--- ACTIVITY ---
The expected response is the full set of records, unchanged.

--- DATA LISTING ---
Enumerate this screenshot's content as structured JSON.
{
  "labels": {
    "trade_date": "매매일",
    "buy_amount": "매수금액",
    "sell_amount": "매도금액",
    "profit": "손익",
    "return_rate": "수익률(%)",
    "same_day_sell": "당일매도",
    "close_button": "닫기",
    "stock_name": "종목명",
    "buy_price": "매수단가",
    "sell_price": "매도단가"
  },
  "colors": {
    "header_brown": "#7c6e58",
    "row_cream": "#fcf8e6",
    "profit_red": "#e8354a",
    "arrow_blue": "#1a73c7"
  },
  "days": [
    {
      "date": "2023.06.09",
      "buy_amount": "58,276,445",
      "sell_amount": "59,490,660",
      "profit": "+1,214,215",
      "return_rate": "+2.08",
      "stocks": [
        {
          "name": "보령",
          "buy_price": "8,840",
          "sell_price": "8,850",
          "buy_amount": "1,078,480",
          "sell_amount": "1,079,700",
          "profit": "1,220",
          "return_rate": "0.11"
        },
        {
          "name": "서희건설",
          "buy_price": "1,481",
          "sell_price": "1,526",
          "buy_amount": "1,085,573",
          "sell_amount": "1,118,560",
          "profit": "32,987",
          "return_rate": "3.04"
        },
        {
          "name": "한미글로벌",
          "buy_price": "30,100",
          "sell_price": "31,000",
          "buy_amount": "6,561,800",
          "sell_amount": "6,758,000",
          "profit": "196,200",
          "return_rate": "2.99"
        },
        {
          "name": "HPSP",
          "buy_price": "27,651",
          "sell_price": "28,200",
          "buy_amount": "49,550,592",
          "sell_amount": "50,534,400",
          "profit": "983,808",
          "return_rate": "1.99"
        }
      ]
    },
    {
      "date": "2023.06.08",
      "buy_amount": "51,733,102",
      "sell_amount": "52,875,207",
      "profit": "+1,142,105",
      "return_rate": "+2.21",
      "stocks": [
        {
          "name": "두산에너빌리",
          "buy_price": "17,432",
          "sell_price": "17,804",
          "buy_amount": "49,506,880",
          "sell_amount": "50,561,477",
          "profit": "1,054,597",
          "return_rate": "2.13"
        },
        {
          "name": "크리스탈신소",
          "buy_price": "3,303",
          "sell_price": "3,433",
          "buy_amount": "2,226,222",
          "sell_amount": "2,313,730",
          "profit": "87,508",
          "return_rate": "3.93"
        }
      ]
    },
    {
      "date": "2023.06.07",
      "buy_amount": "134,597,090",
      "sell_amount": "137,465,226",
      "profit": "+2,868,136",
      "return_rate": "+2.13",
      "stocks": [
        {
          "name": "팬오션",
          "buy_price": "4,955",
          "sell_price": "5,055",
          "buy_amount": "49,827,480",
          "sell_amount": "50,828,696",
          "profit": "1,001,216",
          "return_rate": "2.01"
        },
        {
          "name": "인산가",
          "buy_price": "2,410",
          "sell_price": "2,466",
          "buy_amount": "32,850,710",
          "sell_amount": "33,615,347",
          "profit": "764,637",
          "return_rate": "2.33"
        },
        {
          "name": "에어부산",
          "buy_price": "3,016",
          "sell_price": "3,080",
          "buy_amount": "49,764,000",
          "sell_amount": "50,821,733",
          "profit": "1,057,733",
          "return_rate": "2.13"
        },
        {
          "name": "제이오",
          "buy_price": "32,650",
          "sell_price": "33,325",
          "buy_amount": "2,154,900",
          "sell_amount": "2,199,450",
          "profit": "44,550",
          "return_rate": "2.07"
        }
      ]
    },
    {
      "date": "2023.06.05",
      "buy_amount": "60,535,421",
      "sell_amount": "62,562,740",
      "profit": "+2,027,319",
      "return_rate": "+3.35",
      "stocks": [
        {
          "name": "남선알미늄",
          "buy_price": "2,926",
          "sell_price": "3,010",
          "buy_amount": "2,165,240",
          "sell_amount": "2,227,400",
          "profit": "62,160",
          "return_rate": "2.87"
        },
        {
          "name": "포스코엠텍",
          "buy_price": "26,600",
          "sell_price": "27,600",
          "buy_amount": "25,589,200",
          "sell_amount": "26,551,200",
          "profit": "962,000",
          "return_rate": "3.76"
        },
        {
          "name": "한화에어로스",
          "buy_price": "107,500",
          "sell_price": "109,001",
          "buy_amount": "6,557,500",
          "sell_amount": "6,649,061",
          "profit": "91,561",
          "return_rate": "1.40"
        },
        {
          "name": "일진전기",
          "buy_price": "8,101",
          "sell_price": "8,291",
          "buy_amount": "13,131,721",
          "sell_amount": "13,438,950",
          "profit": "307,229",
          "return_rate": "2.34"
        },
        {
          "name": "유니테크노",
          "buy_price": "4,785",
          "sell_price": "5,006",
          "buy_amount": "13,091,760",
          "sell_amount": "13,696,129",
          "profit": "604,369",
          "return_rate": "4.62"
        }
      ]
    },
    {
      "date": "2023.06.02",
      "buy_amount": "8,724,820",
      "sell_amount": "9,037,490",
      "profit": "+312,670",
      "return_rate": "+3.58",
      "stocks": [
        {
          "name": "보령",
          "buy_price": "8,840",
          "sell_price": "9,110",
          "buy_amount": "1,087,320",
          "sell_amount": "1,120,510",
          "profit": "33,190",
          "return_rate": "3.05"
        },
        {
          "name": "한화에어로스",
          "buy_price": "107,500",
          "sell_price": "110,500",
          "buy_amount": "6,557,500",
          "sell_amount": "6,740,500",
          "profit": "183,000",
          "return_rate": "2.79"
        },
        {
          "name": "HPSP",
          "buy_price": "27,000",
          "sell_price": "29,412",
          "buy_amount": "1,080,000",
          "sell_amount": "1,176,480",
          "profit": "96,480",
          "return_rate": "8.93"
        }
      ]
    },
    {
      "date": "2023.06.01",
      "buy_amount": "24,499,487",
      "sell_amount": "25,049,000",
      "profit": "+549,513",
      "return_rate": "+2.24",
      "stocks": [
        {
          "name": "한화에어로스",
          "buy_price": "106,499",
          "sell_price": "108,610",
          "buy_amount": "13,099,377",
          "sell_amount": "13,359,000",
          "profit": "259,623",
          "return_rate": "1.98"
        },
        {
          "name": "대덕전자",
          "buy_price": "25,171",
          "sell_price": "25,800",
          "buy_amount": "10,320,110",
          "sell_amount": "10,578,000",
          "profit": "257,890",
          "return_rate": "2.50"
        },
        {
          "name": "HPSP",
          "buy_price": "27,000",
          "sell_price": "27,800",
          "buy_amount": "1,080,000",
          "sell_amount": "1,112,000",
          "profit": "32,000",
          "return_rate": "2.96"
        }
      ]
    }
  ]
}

--- EXERCISE ANSWER ---
Enumerate this screenshot's content as structured JSON.
{
  "labels": {
    "trade_date": "매매일",
    "buy_amount": "매수금액",
    "sell_amount": "매도금액",
    "profit": "손익",
    "return_rate": "수익률(%)",
    "same_day_sell": "당일매도",
    "close_button": "닫기",
    "stock_name": "종목명",
    "buy_price": "매수단가",
    "sell_price": "매도단가"
  },
  "colors": {
    "header_brown": "#7c6e58",
    "row_cream": "#fcf8e6",
    "profit_red": "#e8354a",
    "arrow_blue": "#1a73c7"
  },
  "days": [
    {
      "date": "2023.06.09",
      "buy_amount": "58,276,445",
      "sell_amount": "59,490,660",
      "profit": "+1,214,215",
      "return_rate": "+2.08",
      "stocks": [
        {
          "name": "보령",
          "buy_price": "8,840",
          "sell_price": "8,850",
          "buy_amount": "1,078,480",
          "sell_amount": "1,079,700",
          "profit": "1,220",
          "return_rate": "0.11"
        },
        {
          "name": "서희건설",
          "buy_price": "1,481",
          "sell_price": "1,526",
          "buy_amount": "1,085,573",
          "sell_amount": "1,118,560",
          "profit": "32,987",
          "return_rate": "3.04"
        },
        {
          "name": "한미글로벌",
          "buy_price": "30,100",
          "sell_price": "31,000",
          "buy_amount": "6,561,800",
          "sell_amount": "6,758,000",
          "profit": "196,200",
          "return_rate": "2.99"
        },
        {
          "name": "HPSP",
          "buy_price": "27,651",
          "sell_price": "28,200",
          "buy_amount": "49,550,592",
          "sell_amount": "50,534,400",
          "profit": "983,808",
          "return_rate": "1.99"
        }
      ]
    },
    {
      "date": "2023.06.08",
      "buy_amount": "51,733,102",
      "sell_amount": "52,875,207",
      "profit": "+1,142,105",
      "return_rate": "+2.21",
      "stocks": [
        {
          "name": "두산에너빌리",
          "buy_price": "17,432",
          "sell_price": "17,804",
          "buy_amount": "49,506,880",
          "sell_amount": "50,561,477",
          "profit": "1,054,597",
          "return_rate": "2.13"
        },
        {
          "name": "크리스탈신소",
          "buy_price": "3,303",
          "sell_price": "3,433",
          "buy_amount": "2,226,222",
          "sell_amount": "2,313,730",
          "profit": "87,508",
          "return_rate": "3.93"
        }
      ]
    },
    {
      "date": "2023.06.07",
      "buy_amount": "134,597,090",
      "sell_amount": "137,465,226",
      "profit": "+2,868,136",
      "return_rate": "+2.13",
      "stocks": [
        {
          "name": "팬오션",
          "buy_price": "4,955",
          "sell_price": "5,055",
          "buy_amount": "49,827,480",
          "sell_amount": "50,828,696",
          "profit": "1,001,216",
          "return_rate": "2.01"
        },
        {
          "name": "인산가",
          "buy_price": "2,410",
          "sell_price": "2,466",
          "buy_amount": "32,850,710",
          "sell_amount": "33,615,347",
          "profit": "764,637",
          "return_rate": "2.33"
        },
        {
          "name": "에어부산",
          "buy_price": "3,016",
          "sell_price": "3,080",
          "buy_amount": "49,764,000",
          "sell_amount": "50,821,733",
          "profit": "1,057,733",
          "return_rate": "2.13"
        },
        {
          "name": "제이오",
          "buy_price": "32,650",
          "sell_price": "33,325",
          "buy_amount": "2,154,900",
          "sell_amount": "2,199,450",
          "profit": "44,550",
          "return_rate": "2.07"
        }
      ]
    },
    {
      "date": "2023.06.05",
      "buy_amount": "60,535,421",
      "sell_amount": "62,562,740",
      "profit": "+2,027,319",
      "return_rate": "+3.35",
      "stocks": [
        {
          "name": "남선알미늄",
          "buy_price": "2,926",
          "sell_price": "3,010",
          "buy_amount": "2,165,240",
          "sell_amount": "2,227,400",
          "profit": "62,160",
          "return_rate": "2.87"
        },
        {
          "name": "포스코엠텍",
          "buy_price": "26,600",
          "sell_price": "27,600",
          "buy_amount": "25,589,200",
          "sell_amount": "26,551,200",
          "profit": "962,000",
          "return_rate": "3.76"
        },
        {
          "name": "한화에어로스",
          "buy_price": "107,500",
          "sell_price": "109,001",
          "buy_amount": "6,557,500",
          "sell_amount": "6,649,061",
          "profit": "91,561",
          "return_rate": "1.40"
        },
        {
          "name": "일진전기",
          "buy_price": "8,101",
          "sell_price": "8,291",
          "buy_amount": "13,131,721",
          "sell_amount": "13,438,950",
          "profit": "307,229",
          "return_rate": "2.34"
        },
        {
          "name": "유니테크노",
          "buy_price": "4,785",
          "sell_price": "5,006",
          "buy_amount": "13,091,760",
          "sell_amount": "13,696,129",
          "profit": "604,369",
          "return_rate": "4.62"
        }
      ]
    },
    {
      "date": "2023.06.02",
      "buy_amount": "8,724,820",
      "sell_amount": "9,037,490",
      "profit": "+312,670",
      "return_rate": "+3.58",
      "stocks": [
        {
          "name": "보령",
          "buy_price": "8,840",
          "sell_price": "9,110",
          "buy_amount": "1,087,320",
          "sell_amount": "1,120,510",
          "profit": "33,190",
          "return_rate": "3.05"
        },
        {
          "name": "한화에어로스",
          "buy_price": "107,500",
          "sell_price": "110,500",
          "buy_amount": "6,557,500",
          "sell_amount": "6,740,500",
          "profit": "183,000",
          "return_rate": "2.79"
        },
        {
          "name": "HPSP",
          "buy_price": "27,000",
          "sell_price": "29,412",
          "buy_amount": "1,080,000",
          "sell_amount": "1,176,480",
          "profit": "96,480",
          "return_rate": "8.93"
        }
      ]
    },
    {
      "date": "2023.06.01",
      "buy_amount": "24,499,487",
      "sell_amount": "25,049,000",
      "profit": "+549,513",
      "return_rate": "+2.24",
      "stocks": [
        {
          "name": "한화에어로스",
          "buy_price": "106,499",
          "sell_price": "108,610",
          "buy_amount": "13,099,377",
          "sell_amount": "13,359,000",
          "profit": "259,623",
          "return_rate": "1.98"
        },
        {
          "name": "대덕전자",
          "buy_price": "25,171",
          "sell_price": "25,800",
          "buy_amount": "10,320,110",
          "sell_amount": "10,578,000",
          "profit": "257,890",
          "return_rate": "2.50"
        },
        {
          "name": "HPSP",
          "buy_price": "27,000",
          "sell_price": "27,800",
          "buy_amount": "1,080,000",
          "sell_amount": "1,112,000",
          "profit": "32,000",
          "return_rate": "2.96"
        }
      ]
    }
  ]
}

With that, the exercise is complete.